Can Protruding Teeth Be Prevented?
As mentioned before, genetics usually plays a large role in buck teeth being present in a child. However, if maladaptive habits such as thumb-sucking or using a pacifier are causing the overbite, this condition can be prevented.
While these habits are perfectly normal for babies, they can be quite harmful for the child’s developing mouth if they carry on for too long. If a finger habit hasn’t been broken by the time a child’s adult teeth start coming in, parents should work with the child to do so.
What if My Child Has Protruding Teeth?
If a child is seen developing protruding teeth, the earlier the treatment is sought, the better. As most professionals in orthodontics suggest, an initial orthodontic evaluation is advised for children that are around 7 years old.
At this age, the orthodontist will be able to determine if an overbite is present. They will also evaluate whether the overbite is a result of jaw or tooth positions. Age appropriate solutions will be discussed, and orthodontic intervention may be suggested, depending upon the degree of the protrusion. You can read more information about appliances and braces for youth and oral orthodontic options for teens.
If you would like your child to be evaluated by one of our qualified doctors for protruding teeth, we offer consultations free of charge to prospective patients.

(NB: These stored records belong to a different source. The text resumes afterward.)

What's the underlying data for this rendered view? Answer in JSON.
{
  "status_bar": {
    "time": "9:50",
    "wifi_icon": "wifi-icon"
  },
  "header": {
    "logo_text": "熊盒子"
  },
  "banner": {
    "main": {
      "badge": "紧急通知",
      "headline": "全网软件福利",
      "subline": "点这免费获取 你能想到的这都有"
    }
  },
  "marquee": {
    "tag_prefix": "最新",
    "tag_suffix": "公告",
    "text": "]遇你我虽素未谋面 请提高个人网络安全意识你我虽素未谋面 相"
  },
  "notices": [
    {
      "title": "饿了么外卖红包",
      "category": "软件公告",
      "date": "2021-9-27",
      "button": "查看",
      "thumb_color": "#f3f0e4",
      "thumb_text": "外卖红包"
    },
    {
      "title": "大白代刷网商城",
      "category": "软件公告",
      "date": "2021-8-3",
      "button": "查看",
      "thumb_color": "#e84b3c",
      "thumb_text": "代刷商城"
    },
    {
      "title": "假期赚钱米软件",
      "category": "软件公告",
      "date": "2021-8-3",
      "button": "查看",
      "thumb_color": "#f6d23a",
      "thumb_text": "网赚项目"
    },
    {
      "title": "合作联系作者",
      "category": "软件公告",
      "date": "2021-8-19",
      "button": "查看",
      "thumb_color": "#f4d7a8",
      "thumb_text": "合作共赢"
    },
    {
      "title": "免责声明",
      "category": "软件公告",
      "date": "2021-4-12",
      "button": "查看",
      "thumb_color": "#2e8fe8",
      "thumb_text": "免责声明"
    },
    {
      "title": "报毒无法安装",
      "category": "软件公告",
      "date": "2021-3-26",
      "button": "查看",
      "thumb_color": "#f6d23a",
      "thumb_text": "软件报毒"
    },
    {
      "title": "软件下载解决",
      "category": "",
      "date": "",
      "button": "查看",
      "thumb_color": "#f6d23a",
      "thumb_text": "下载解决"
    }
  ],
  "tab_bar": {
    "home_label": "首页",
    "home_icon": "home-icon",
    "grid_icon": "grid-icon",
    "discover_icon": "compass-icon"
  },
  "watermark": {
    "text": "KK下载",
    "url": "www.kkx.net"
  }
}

Please contact us at (951) 699-8011 to schedule a consultation at one of our offices in Temecula or Lake Elsinore.